----- DATA UNDER STUDY

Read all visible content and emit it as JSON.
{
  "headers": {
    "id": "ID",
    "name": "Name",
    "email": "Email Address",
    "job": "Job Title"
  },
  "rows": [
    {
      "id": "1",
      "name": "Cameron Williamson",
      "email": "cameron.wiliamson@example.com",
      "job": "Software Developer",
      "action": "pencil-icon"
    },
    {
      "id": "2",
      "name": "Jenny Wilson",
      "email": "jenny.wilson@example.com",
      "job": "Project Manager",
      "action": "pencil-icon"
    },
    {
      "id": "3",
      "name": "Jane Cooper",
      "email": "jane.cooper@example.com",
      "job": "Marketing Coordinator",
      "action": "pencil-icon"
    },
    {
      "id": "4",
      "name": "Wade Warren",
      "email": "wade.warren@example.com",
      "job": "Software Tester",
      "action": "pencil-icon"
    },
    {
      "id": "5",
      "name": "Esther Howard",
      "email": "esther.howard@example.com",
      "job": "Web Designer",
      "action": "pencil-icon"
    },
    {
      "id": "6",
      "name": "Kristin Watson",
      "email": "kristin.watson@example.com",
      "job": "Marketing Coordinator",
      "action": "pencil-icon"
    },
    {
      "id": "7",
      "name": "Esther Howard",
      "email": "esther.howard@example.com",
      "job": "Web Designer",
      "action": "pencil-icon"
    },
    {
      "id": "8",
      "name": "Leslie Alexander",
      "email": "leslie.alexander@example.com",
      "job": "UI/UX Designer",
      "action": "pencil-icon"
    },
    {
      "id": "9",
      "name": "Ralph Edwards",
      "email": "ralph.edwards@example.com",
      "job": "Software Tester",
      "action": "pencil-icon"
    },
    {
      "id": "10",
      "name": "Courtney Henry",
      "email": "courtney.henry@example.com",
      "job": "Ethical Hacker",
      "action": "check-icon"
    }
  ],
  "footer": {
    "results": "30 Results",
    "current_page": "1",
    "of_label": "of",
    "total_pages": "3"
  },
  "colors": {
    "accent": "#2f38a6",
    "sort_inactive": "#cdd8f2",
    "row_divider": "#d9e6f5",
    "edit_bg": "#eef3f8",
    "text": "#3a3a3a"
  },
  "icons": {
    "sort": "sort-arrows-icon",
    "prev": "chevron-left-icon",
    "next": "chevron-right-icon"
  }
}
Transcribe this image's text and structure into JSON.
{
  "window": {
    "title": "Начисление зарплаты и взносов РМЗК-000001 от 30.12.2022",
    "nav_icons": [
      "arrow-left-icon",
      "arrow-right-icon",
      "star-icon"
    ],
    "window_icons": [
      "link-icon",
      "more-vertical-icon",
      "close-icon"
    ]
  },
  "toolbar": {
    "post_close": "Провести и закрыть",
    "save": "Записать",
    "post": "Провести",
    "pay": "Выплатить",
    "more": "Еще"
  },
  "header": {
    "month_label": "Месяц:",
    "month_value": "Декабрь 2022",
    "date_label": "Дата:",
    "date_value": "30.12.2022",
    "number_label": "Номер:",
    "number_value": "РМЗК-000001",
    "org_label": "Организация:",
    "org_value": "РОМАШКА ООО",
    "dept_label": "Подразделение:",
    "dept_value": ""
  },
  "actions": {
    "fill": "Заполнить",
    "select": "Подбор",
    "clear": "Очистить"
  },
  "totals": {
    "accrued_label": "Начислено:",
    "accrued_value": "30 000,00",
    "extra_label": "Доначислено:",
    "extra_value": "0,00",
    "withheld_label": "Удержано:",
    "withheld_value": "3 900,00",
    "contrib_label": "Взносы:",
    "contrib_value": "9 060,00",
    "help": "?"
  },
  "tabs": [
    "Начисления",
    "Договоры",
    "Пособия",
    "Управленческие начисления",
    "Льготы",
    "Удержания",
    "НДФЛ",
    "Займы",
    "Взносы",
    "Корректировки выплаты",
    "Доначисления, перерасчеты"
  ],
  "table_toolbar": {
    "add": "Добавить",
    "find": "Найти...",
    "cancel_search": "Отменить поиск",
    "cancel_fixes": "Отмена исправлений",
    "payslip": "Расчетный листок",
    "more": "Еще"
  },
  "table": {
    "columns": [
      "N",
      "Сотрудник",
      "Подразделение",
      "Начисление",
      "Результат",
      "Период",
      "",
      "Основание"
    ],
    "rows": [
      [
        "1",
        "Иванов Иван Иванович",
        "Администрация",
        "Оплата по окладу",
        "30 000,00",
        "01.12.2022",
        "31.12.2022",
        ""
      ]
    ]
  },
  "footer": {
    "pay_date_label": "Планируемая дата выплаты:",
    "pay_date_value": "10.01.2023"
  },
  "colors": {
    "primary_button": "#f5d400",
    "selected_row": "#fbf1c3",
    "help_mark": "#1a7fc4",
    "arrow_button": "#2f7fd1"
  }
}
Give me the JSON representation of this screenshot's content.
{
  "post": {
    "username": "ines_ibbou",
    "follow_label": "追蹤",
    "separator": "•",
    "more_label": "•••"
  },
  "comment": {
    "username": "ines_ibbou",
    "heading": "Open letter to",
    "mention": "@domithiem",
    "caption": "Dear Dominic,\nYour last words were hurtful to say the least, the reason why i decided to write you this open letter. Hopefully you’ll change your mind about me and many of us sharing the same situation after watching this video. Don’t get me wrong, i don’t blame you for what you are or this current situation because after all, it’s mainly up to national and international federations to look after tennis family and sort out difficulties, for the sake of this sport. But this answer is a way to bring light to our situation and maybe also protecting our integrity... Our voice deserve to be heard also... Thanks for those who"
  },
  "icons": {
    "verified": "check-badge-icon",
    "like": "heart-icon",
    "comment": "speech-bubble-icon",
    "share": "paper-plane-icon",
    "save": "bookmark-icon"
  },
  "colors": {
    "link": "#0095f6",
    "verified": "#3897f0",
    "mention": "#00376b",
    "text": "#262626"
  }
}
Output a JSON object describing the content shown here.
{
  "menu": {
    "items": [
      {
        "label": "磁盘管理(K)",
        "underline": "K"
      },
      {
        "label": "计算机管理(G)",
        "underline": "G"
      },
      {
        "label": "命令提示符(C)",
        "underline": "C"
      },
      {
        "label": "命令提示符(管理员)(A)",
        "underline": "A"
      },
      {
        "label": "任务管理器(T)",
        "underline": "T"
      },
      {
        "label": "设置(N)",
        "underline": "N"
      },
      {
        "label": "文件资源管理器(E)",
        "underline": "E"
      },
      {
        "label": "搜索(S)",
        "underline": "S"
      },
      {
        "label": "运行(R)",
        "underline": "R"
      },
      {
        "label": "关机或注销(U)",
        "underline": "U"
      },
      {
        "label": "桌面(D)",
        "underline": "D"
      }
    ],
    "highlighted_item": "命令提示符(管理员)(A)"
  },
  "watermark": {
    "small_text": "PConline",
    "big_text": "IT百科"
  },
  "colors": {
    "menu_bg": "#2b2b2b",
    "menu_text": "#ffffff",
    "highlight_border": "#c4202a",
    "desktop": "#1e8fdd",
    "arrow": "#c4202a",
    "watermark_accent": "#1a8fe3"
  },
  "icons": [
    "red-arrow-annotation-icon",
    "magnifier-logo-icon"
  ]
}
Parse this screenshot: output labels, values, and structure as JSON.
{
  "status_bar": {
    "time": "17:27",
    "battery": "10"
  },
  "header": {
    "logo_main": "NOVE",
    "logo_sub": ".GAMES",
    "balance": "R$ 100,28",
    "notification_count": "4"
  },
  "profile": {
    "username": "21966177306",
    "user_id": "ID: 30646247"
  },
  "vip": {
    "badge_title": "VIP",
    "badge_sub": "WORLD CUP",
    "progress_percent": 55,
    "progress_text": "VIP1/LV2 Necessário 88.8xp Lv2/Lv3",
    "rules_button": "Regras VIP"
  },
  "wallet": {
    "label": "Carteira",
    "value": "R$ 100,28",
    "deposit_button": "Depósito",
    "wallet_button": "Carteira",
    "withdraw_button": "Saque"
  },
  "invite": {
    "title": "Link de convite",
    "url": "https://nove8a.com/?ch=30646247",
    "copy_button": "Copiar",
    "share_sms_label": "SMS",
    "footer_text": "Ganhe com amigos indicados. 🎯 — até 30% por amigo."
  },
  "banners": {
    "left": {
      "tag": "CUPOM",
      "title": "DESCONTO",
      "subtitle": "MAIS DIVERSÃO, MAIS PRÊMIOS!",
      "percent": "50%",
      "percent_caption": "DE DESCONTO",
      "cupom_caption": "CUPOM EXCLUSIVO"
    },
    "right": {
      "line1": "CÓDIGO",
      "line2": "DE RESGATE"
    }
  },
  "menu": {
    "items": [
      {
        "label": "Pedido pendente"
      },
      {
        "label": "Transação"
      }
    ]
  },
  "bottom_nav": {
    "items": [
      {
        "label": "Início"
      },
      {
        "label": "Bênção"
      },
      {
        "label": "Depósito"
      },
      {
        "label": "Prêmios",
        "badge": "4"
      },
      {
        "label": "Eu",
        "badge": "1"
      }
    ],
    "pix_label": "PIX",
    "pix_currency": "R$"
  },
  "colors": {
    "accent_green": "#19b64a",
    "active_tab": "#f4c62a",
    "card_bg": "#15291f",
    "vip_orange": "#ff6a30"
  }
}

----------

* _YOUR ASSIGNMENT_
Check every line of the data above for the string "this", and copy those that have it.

* _OUTPUT_
Transcribe this image's text and structure into JSON.
Give me the JSON representation of this screenshot's content.
    "caption": "Dear Dominic,\nYour last words were hurtful to say the least, the reason why i decided to write you this open letter. Hopefully you’ll change your mind about me and many of us sharing the same situation after watching this video. Don’t get me wrong, i don’t blame you for what you are or this current situation because after all, it’s mainly up to national and international federations to look after tennis family and sort out difficulties, for the sake of this sport. But this answer is a way to bring light to our situation and maybe also protecting our integrity... Our voice deserve to be heard also... Thanks for those who"
Parse this screenshot: output labels, values, and structure as JSON.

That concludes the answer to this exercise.